Open main menu

Page:Gesenius' Hebrew Grammar (1910 Kautzsch-Cowley edition).djvu/324

This page needs to be proofread.


ψ 496, before א); לָ֫מָּה, however, remains before ח. Before letters which are not gutturals, לָמָ֫ה is found in ψ 4210, 432 (immediately after a tone-syllable).

 [102m]  Rem. The divine name יְהֹוָה, which has not its original vowels (יַהְוֶה) but those of אֲדֹנָי (see §17c), except that the י has simple not compound Še, takes the prefixes also, after the manner of אֲדֹנָי, thus וַֽיהוָֹה, לַֽיהוָֹה, בַּֽיהוָֹה, מֵֽיְהֹוָה (since they are to be read וַֽאדֹנָי, לַֽאדֹנָי, בַּֽאדֹנָי, מֵֽאֲדֹנָי); for the א of אֲדֹנָי, as of אֲדֹנִי, אֲדֹנִים, &c. (see below), quiesces after the prefixes בַּ, כַּ‍, לַ, וַ, but is audible after מֵ‍ (for מִן), שֶׁ (no instance in the O.T.), and הָ (in הָֽאֲדֹנִים Dt 1017, ψ 1363, the article, not הַ interrog., is intended; the only example with ה intertog., Jer 819, is to be pointed הַֽיהוָֹה, i.e. הַֽאדֹנָי, not הַיְהֹוָה). Hence the rule, משֶׁה מוֹצִיא Moses brought out (i.e. מ‍, שׁ, ה make the א audible), וְכָלֵב מַכְנִיס and Caleb brought in, (i.e. ו, כ‍, ל, ב allow it to quiesce).[1]—As regards the other plural forms of אָדוֹן, elision of the א always takes place after בַּ, וַ, כַּ‍, לַ, except in the form אֲדֹנֵי, thus לַֽאדֹנָיו, לַֽאדֹנֶ֫יךָ, &c.; but לַֽאֲדֹנֵי, &c., לַֽאֲדֹנֵ֫ינוּ, &c., לַֽאֲדֹֽנֵיהֶם.

§103. Prepositions with Pronominal Suffixes and in the Plural Form.

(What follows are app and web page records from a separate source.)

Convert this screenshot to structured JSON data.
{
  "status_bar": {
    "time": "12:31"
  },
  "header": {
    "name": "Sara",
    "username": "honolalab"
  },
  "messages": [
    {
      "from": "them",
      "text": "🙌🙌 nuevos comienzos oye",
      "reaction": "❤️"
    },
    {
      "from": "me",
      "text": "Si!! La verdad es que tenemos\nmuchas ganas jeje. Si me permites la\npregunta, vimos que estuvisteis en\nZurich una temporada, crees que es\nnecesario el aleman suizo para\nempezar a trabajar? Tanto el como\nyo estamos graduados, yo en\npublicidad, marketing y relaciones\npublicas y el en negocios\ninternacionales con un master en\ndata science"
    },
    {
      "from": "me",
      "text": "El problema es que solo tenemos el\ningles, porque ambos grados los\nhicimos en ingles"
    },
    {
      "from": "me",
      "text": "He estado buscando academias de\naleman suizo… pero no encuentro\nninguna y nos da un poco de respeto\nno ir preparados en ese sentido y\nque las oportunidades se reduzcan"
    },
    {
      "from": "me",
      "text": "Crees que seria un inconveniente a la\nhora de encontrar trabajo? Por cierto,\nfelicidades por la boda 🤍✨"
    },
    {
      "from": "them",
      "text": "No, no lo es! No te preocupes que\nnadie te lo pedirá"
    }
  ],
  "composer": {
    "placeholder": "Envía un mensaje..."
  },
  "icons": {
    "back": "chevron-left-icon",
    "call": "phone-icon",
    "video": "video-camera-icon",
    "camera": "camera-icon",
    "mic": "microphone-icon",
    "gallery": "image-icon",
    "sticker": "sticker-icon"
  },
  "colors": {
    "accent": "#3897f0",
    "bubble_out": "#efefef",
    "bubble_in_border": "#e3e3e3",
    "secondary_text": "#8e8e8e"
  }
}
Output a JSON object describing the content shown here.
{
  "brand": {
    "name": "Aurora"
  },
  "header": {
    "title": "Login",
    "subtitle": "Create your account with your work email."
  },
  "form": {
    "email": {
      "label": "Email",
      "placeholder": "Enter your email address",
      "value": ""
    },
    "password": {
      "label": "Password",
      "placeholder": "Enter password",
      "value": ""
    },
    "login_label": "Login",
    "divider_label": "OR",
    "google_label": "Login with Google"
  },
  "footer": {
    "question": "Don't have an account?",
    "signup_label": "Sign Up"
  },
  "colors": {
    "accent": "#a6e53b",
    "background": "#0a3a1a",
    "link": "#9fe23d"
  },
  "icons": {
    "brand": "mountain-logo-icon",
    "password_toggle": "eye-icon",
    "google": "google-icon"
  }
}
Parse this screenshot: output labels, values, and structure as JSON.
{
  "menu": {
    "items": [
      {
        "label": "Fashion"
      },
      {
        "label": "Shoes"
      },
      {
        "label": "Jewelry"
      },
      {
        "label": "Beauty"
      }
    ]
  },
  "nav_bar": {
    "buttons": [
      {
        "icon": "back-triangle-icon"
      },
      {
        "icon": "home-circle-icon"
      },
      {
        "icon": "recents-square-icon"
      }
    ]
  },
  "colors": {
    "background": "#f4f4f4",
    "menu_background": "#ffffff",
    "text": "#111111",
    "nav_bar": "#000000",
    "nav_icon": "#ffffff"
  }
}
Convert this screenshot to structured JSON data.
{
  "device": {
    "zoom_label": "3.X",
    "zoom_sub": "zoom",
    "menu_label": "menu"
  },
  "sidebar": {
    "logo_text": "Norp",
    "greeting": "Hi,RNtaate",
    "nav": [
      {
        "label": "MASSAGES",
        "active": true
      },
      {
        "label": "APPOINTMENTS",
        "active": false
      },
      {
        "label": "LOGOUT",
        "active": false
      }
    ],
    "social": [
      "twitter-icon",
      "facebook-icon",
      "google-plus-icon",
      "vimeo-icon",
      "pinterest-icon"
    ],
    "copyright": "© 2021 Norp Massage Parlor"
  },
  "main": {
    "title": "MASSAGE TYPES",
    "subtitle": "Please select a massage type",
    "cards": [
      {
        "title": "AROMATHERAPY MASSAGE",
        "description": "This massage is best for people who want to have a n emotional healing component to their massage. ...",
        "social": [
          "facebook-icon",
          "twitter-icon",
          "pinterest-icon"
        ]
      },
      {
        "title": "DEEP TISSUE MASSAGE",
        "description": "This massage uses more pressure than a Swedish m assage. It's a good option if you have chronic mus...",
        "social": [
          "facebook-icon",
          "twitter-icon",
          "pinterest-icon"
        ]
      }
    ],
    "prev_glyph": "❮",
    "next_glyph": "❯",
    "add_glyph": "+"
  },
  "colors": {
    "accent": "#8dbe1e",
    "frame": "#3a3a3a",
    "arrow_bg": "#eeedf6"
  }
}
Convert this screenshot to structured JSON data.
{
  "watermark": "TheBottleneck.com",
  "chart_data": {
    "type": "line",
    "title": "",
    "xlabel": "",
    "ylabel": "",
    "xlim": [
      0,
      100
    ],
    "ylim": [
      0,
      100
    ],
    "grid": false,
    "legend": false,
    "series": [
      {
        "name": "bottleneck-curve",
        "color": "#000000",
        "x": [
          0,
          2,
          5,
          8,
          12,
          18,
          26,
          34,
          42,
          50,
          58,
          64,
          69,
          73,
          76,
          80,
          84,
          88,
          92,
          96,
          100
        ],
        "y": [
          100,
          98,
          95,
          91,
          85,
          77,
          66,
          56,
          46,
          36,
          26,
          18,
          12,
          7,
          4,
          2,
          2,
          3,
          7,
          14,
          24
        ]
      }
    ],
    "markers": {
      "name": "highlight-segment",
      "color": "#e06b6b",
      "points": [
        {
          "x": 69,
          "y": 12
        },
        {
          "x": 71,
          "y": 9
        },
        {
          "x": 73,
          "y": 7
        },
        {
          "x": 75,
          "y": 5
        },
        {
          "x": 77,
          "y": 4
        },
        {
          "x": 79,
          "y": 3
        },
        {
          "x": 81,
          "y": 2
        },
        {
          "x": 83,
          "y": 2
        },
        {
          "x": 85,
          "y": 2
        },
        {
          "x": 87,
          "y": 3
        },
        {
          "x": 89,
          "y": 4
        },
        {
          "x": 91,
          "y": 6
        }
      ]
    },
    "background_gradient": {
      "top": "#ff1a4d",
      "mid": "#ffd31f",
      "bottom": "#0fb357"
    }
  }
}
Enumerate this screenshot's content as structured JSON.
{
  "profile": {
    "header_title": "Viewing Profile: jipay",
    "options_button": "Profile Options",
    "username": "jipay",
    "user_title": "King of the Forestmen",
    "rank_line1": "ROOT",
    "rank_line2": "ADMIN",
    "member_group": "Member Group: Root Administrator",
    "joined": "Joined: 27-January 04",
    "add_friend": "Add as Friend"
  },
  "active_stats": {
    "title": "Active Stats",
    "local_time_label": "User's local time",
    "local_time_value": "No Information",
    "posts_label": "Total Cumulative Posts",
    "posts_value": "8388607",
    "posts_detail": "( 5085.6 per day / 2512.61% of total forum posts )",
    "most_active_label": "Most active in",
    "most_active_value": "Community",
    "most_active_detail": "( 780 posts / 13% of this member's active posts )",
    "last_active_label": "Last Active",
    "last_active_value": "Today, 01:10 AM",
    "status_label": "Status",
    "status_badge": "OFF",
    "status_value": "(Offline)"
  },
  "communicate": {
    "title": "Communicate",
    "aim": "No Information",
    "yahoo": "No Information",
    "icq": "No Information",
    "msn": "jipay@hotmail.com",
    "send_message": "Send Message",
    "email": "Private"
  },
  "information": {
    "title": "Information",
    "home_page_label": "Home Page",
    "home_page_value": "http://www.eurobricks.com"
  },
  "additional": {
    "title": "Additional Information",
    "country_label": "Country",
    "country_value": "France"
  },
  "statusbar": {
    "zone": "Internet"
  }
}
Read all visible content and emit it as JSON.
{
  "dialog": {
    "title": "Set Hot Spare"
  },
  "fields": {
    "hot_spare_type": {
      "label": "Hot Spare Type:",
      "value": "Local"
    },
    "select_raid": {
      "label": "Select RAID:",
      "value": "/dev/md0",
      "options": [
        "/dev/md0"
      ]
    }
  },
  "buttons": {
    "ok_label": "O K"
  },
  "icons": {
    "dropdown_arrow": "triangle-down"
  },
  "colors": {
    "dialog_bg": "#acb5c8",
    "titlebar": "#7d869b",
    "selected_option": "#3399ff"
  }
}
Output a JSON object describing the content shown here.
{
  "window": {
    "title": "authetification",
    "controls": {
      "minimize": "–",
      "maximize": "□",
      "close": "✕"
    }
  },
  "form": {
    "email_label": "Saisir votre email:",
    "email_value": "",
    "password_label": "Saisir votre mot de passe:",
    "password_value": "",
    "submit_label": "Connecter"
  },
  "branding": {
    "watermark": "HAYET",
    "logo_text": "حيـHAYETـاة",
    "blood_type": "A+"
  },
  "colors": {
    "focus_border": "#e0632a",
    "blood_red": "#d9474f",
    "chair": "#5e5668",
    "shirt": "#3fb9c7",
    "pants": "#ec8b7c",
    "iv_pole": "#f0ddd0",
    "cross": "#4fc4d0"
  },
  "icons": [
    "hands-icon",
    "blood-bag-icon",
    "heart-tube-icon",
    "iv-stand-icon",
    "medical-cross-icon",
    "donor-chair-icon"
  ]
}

 [103a1. As all prepositions were originally nouns (§101) in the accusative, they may be united with the noun-suffixes (§91b–l), e.g. אֶצְלִי (prop. at my side) by me, אִתִּי (in my proximity) with me, תַּחְתָּם (in their place) instead of them, like the Latin mea causa, for my sake.

 [103b]  Rem. 1. The preposition אֵת (usually אֶת־) near, with, is distinguished from אֵת (see below, and §117a, note 4), the sign of the definite accusative (§117a), in its connexion with suffixes, by a difference of pointing, the former making אִתִּי, אִתְּךָ, in pause אִתָּךְ, 2nd fem. אִתָּךְ (Is 5410 אִתֵּךְ), אִתּוֹ, אִתָּהּ, אִתָּ֫נוּ, אִתְּכֶם, אִתָּם (also in the later books, especially in Kings, and always in Jer. and Ezek., incorrectly אוֹתִי with me; מֵֽאוֹתָךְ from thee, 1 K 2025; מֵֽאֹתוֹ from him, 1 K 227; אֹתָם with them), while the latter retains its ô (obscured from â) before the light suffixes, but before grave suffixes is pointed with Seghôl. This Seghôl is to be explained, with Praetorius, ZDMG. Iv. 369 f., as the modification of an ă which again was shortened from original â (in ʾâthî, ʾaîthô, &c.) in a closed syllable (ʾăth-hem, &c.). The same shortening and modification of the original â takes place before words in close connexion, hence אֶת־כֹּל, &c. When not in close connexion, the toneless אֶת becomes tone-long אֵת, e.g. אֵת הַשָּׁמַ֫יִם Gn 11. Hence the following forms arise:—

Sing. Plur.
1. אֹתִי me. אֹתָ֫נוּ us.
m. אֹֽתְךָ, pause אֹתָךְ אֶתְכֶם you.
2.  thee    
f. אֹתָךְ . . . . . . . . . . .
m. אֹתוֹ him. אֹתָם, rarely אֶתְהֶם them
3.
f. אֹתָהּ her. אֶתְהֶן, rarely אֹתָן
  1. Another vox memor. is כָּל־בּוֹ נֶֽעֶלָם all is hidden in him.